McCrea arrived at the house in a belligerent mood with a pistol tucked into his belt demanding to know what the agents were doing in his house. His colloquy with the agents occurred on the front porch.


Immediately after disclosing their purpose for being there and giving him a copy of the search warrant, an agent told McCrea that he was not under arrest and would not be arrested by them unless he interfered with their search.4 Then before he made any inculpatory statements, Agent Carpenter gratuitously advised appellant that he had the right to remain silent and that anything he said could be used against him in a court proceeding.5 The retort was "Yeah, yeah, yeah, I understand those." During the ensuing conversation between the agents and appellant, Agent Carpenter again warned him about his right not to talk and the consequences of his talking. Appellant claims that the inculpatory statements he made were obtained in violation of Miranda v. Arizona, 384 U.S. 436, 86 S.Ct. 1602, 10 L.Ed.2d 694 (1966).


It is undisputed that the requirements of Miranda are only triggered "after a person has been taken into custody or otherwise deprived of his freedom." 384 U.S. at 444, 86 S.Ct. at 1612. See Oregon v. Mathiason, 429 U.S. 492, 495, 97 S.Ct. 711, 50 L.Ed.2d 714 (1977). The record shows that appellant was not placed in such a custodial situation.

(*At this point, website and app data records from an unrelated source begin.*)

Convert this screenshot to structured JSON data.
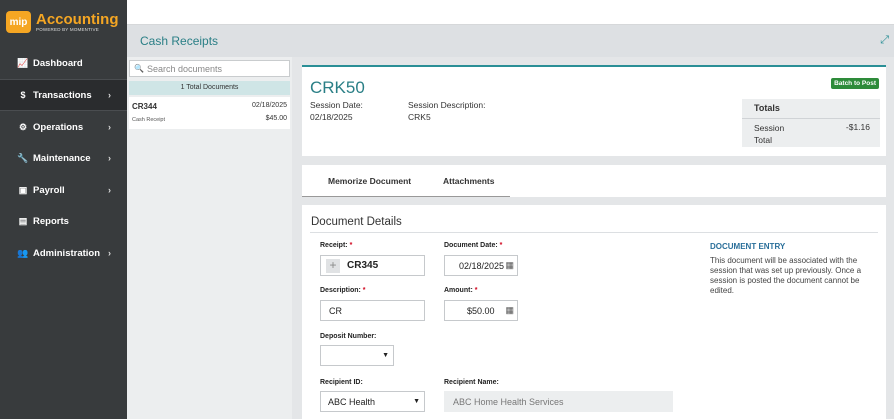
{
  "app": {
    "logo_badge": "mip",
    "logo_title": "Accounting",
    "logo_subtitle": "POWERED BY MOMENTIVE"
  },
  "sidebar": {
    "items": [
      {
        "label": "Dashboard",
        "icon": "chart-line-icon",
        "chevron": false
      },
      {
        "label": "Transactions",
        "icon": "dollar-icon",
        "chevron": true,
        "active": true
      },
      {
        "label": "Operations",
        "icon": "gears-icon",
        "chevron": true
      },
      {
        "label": "Maintenance",
        "icon": "wrench-icon",
        "chevron": true
      },
      {
        "label": "Payroll",
        "icon": "money-icon",
        "chevron": true
      },
      {
        "label": "Reports",
        "icon": "report-icon",
        "chevron": false
      },
      {
        "label": "Administration",
        "icon": "users-icon",
        "chevron": true
      }
    ]
  },
  "header": {
    "title": "Cash Receipts"
  },
  "doc_list": {
    "search_placeholder": "Search documents",
    "total_label": "1 Total Documents",
    "rows": [
      {
        "id": "CR344",
        "date": "02/18/2025",
        "type": "Cash Receipt",
        "amount": "$45.00"
      }
    ]
  },
  "session": {
    "id": "CRK50",
    "date_label": "Session Date:",
    "date_value": "02/18/2025",
    "desc_label": "Session Description:",
    "desc_value": "CRK5",
    "batch_button": "Batch to Post",
    "totals_title": "Totals",
    "totals_label": "Session Total",
    "totals_value": "-$1.16"
  },
  "tabs": [
    "Memorize Document",
    "Attachments"
  ],
  "details": {
    "title": "Document Details",
    "receipt_label": "Receipt:",
    "receipt_value": "CR345",
    "doc_date_label": "Document Date:",
    "doc_date_value": "02/18/2025",
    "description_label": "Description:",
    "description_value": "CR",
    "amount_label": "Amount:",
    "amount_value": "$50.00",
    "deposit_label": "Deposit Number:",
    "deposit_value": "",
    "recipient_id_label": "Recipient ID:",
    "recipient_id_value": "ABC Health",
    "recipient_name_label": "Recipient Name:",
    "recipient_name_value": "ABC Home Health Services",
    "entry_title": "DOCUMENT ENTRY",
    "entry_text": "This document will be associated with the session that was set up previously. Once a session is posted the document cannot be edited."
  },
  "colors": {
    "accent": "#2a8f96",
    "sidebar": "#383b3d",
    "logo": "#f5a623",
    "batch": "#2e8b3a",
    "required": "#d0021b"
  }
}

He was free to leave the premises at any time. In fact, the reasonable inference we obtain from reading the trial transcript is that the agents would have preferred that he leave so that they could continue their search without interference from him. Therefore, Miranda warnings were not required and appellant's inculpatory statements were properly admitted.




The Honorable Robert A. Grant, United States District Judge for the Northern District of Indiana, sitting by designation


The inventory attached to the return of search warrant lists the following ten book titles:

Special Forces Demolition Techniques

Handbook Of The Browning Machine Gun, Caliber .30 Water-Cooled Model

We Shall Fight In The Streets

TM 31-210 Improvised Munitions Handbook

OSS Sabotage & Demolition Manual

ST 31-176 Counterinsurgency Planning Guide

TM 31-201-1 Incendiaries

"SAFN" Model 49 FN Automatic Rifle

High-Low Boom! Modern Explosives

The Machine Gun Volume II, Part VII


Because the pipe bomb was found pursuant to a valid search, it is unnecessary for us to consider appellant's arguments concerning the "plain view" doctrine


The summations of counsel to the jury are not included in the record before us. But since appellant does not contend that the Government attorney referred to the inflammatory literature in any way during any portion of the proceedings, we need not pursue this line of inquiry into the closing statements of counsel


The A.T.F. agents did not arrest McCrea. The record is not clear, but it appears that some time after they departed, the city police, whom McCrea himself had called prior to going to the house, arrested him


These are only two of the warnings required by Miranda